8. All commissions shall be in the name and by authority of the State of Rhode Island and Providence Plantations; shall be sealed with the State seal, signed by the Governor and attested by the Secretary.
9. In case of vacancy in the office of Governor, or of his inability to serve, impeachment, or absence from the State, the LieutenantGovernor shall fill the office of Governor and exercise the powers and authority appertaining thereto, until a Governor is qualified to act, or until the office is filled at the next annual election.
10. If the offices of Governor and Lieutenant-Governor be both vacant by reason of death, resignation, impeachment, absence, or otherwise, the person entitled to preside over the Senate for the time being, shall in like manner fill the office of Governor during such absence or vacancy.
11. The compensation of the Governor and Lieutenant-Governor shall be established by law, and shall not be diminished during the term for which they are elected.
12. The duties and powers of the Secretary, Attorney-General, and General Treasurer, shall be the same under this Constitution as are now established, or as from time to time may be prescribed
ARTICLE VIII.--Of Circtions. Sec. 1. The Governor, Lieutenant-Governor, senators, representatives, Secretary of State, Attorney-General, and General Treasurer, shall be elected at the town, city, or ward meetings, to be holden on the first Wednesday of April annually; and shall severally hold their offices for one year, from the first Tuesday of May next, succeeding, and until others are legally chosen. and duly qualified to fill their places. If elected or qualified after the said first Tuesday of May, they shall hold their offices for the remainder of the political year, and until their successors are qualified to act.

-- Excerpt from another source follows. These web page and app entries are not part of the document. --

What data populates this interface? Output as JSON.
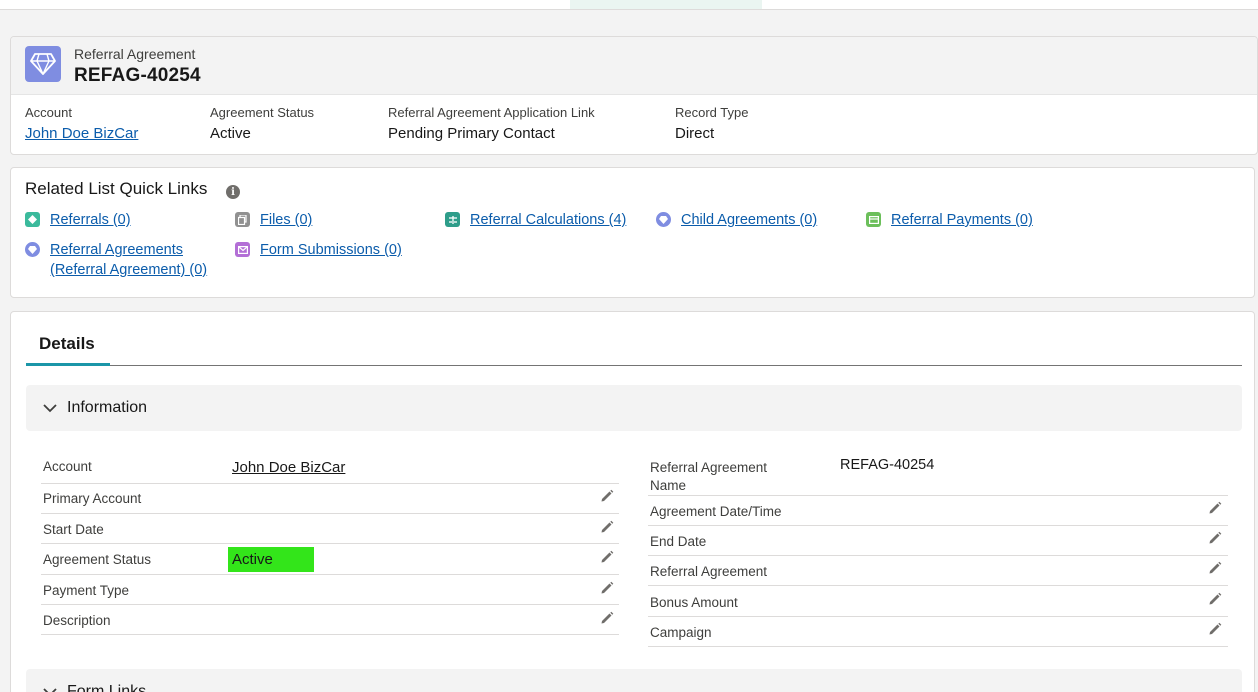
{
  "record": {
    "object_label": "Referral Agreement",
    "name": "REFAG-40254",
    "icon": "diamond-icon"
  },
  "highlights": [
    {
      "label": "Account",
      "value": "John Doe BizCar",
      "is_link": true
    },
    {
      "label": "Agreement Status",
      "value": "Active",
      "is_link": false
    },
    {
      "label": "Referral Agreement Application Link",
      "value": "Pending Primary Contact",
      "is_link": false
    },
    {
      "label": "Record Type",
      "value": "Direct",
      "is_link": false
    }
  ],
  "quick_links": {
    "title": "Related List Quick Links",
    "items": [
      {
        "label": "Referrals (0)",
        "icon": "referral-icon",
        "color": "#3bba9c"
      },
      {
        "label": "Files (0)",
        "icon": "file-icon",
        "color": "#919191"
      },
      {
        "label": "Referral Calculations (4)",
        "icon": "calculator-icon",
        "color": "#2e9d8a"
      },
      {
        "label": "Child Agreements (0)",
        "icon": "diamond-icon",
        "color": "#7f8de1"
      },
      {
        "label": "Referral Payments (0)",
        "icon": "payment-icon",
        "color": "#6cbf5b"
      },
      {
        "label": "Referral Agreements (Referral Agreement) (0)",
        "label_line1": "Referral Agreements",
        "label_line2": "(Referral Agreement) (0)",
        "icon": "diamond-icon",
        "color": "#7f8de1"
      },
      {
        "label": "Form Submissions (0)",
        "icon": "form-icon",
        "color": "#b36fd6"
      }
    ]
  },
  "details": {
    "tab_label": "Details",
    "sections": [
      {
        "title": "Information"
      },
      {
        "title": "Form Links"
      }
    ],
    "left_fields": [
      {
        "label": "Account",
        "value": "John Doe BizCar",
        "is_link": true
      },
      {
        "label": "Primary Account",
        "value": ""
      },
      {
        "label": "Start Date",
        "value": ""
      },
      {
        "label": "Agreement Status",
        "value": "Active",
        "highlighted": true
      },
      {
        "label": "Payment Type",
        "value": ""
      },
      {
        "label": "Description",
        "value": ""
      }
    ],
    "right_fields": [
      {
        "label": "Referral Agreement Name",
        "label_line1": "Referral Agreement",
        "label_line2": "Name",
        "value": "REFAG-40254"
      },
      {
        "label": "Agreement Date/Time",
        "value": ""
      },
      {
        "label": "End Date",
        "value": ""
      },
      {
        "label": "Referral Agreement",
        "value": ""
      },
      {
        "label": "Bonus Amount",
        "value": ""
      },
      {
        "label": "Campaign",
        "value": ""
      }
    ]
  },
  "colors": {
    "link": "#0b5cab",
    "record_icon": "#7f8de1",
    "tab_accent": "#1b96a8",
    "highlight": "#33e51a"
  }
}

2. The voting for Governor, Lieutenant-Governor, Secretary of State, Attorney-General, General Treasurer, and representatives to Congress, shall be by ballot; senators and representatives to the General Assembly, and town or city officers, shall be chosen by ballot on demand of any seven persons entitled to vote for the same; and in all cases where an election is made by ballot or paper vote, the manner of balloting shall be the same as is now required in voting for general officers, until otherwise prescribed by law,
3. The names of the persons voted for as Governor, LieutenantGovernor, Secretary of State, Attorney-General, and General Treasurer, shall be placed upon one ticket, and all votes for these officers shall, in open town or ward meetings, be sealed up by the moderators and town clerks and by the wardens and and ward clerks, who shall certify the same and deliver or send them to the Secretary of State; whose duty it shall be securely to keep and deliver the same to the grand committee, after the organization of the two houses at the annual May session; and it shall be the duty of the two houses, at said session after their organization, upon the request of either house, to join in grand committee, for the purpose of counting and declaring said votes, and of electing other officers.
4. The town and ward clerks shall also keep a correct list or register, of all persons voting for general officers, and shall transmit a copy thereof to the General Assembly, on or before the first day of said May session.
5. The ballots for senators and representatives in the several towns, shall in each case after the polls are declared to be closed, be counted by the moderator, who shall announce the result, and the clerk shall give certificates to the persons elected. If, in any case, there be no election, the polls may be re-opened, and the like proceedings shall be had until an election shall take place : Provided,